TASK MATERIAL:
+++
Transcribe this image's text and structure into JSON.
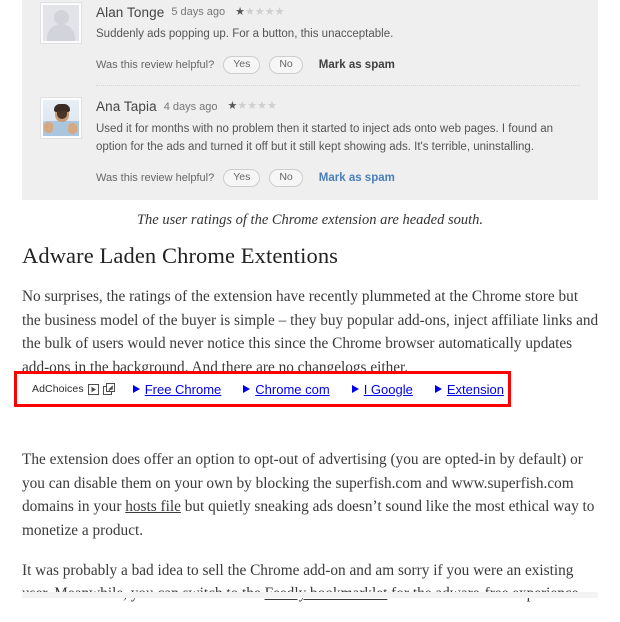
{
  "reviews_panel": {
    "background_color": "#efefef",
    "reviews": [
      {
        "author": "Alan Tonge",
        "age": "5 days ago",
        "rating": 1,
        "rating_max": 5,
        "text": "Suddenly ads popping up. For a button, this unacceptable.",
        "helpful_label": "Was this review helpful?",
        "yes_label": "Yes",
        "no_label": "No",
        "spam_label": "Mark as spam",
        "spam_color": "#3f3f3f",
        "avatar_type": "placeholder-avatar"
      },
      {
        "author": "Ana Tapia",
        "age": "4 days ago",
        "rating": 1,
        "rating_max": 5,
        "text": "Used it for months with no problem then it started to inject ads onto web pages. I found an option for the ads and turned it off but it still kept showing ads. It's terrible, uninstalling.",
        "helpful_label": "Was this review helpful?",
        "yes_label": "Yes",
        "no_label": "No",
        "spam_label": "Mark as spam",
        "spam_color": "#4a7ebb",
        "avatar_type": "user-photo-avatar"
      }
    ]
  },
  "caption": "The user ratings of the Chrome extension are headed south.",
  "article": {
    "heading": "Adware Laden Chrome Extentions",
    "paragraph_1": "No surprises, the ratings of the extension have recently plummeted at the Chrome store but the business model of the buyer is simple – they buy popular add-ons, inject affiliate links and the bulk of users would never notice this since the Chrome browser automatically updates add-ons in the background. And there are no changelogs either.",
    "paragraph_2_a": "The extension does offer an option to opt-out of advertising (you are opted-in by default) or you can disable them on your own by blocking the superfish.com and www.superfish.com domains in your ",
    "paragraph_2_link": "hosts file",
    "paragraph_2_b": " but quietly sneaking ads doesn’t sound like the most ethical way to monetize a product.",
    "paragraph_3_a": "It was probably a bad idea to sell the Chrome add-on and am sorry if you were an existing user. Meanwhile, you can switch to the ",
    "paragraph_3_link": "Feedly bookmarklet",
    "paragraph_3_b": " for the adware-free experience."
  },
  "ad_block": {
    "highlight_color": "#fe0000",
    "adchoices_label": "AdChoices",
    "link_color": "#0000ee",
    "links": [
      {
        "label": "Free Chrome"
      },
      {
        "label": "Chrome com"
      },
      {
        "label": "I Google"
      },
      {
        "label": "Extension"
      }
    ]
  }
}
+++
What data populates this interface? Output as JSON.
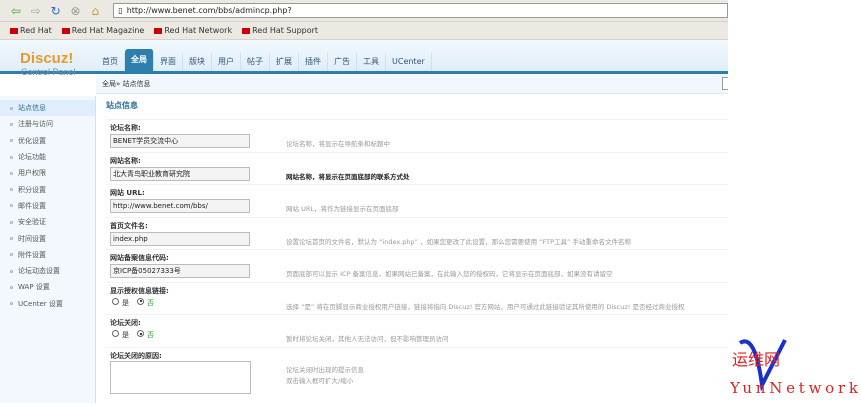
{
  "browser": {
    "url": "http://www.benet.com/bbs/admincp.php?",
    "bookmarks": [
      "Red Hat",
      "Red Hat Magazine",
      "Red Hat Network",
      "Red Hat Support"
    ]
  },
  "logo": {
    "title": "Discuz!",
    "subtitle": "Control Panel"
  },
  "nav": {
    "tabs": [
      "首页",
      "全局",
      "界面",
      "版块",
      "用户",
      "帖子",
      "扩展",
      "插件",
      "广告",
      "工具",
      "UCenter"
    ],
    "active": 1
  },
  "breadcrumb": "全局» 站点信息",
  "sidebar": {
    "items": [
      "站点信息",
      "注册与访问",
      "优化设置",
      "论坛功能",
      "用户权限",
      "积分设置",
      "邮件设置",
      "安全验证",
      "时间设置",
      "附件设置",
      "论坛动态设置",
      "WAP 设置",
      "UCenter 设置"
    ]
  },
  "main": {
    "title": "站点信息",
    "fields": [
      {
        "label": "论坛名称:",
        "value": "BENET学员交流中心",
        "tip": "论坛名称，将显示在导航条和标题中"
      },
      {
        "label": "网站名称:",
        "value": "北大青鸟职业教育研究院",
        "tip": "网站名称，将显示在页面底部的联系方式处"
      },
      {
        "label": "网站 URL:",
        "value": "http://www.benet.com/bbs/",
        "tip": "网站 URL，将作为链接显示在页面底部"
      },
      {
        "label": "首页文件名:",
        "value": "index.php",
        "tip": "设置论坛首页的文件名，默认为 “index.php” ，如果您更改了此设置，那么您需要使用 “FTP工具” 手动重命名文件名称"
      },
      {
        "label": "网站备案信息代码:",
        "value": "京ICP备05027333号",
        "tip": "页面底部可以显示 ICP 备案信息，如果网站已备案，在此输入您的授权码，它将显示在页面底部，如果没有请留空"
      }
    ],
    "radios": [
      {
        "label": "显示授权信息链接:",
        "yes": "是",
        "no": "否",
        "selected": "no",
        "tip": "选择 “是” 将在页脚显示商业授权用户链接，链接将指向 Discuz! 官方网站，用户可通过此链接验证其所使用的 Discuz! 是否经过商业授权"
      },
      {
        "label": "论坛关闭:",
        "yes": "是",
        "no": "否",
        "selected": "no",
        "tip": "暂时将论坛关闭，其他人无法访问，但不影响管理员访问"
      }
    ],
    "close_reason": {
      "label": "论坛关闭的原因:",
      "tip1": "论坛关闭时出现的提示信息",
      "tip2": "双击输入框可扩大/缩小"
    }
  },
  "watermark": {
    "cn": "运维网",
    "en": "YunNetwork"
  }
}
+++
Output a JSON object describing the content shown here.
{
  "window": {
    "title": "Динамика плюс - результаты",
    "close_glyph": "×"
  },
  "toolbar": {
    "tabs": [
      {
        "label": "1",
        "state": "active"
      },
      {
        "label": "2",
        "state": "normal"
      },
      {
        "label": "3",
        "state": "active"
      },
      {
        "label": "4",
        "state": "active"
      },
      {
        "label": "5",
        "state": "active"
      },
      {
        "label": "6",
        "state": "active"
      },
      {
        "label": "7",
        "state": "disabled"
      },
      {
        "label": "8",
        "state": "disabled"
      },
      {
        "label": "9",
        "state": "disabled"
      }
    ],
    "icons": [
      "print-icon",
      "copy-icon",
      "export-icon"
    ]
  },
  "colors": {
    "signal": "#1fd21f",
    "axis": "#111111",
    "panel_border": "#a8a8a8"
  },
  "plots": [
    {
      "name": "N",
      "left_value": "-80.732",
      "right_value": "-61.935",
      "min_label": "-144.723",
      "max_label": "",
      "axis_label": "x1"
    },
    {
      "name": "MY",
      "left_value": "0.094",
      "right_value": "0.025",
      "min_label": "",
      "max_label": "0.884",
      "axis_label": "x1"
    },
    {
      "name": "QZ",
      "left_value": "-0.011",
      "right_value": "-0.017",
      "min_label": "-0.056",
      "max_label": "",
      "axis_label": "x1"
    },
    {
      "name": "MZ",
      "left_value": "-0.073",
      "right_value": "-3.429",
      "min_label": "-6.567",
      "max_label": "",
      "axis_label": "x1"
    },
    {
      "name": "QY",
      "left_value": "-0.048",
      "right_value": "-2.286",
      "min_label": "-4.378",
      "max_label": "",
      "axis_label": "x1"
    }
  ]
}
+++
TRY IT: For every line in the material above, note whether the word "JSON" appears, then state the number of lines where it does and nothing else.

REPLY TO THE TASK: 3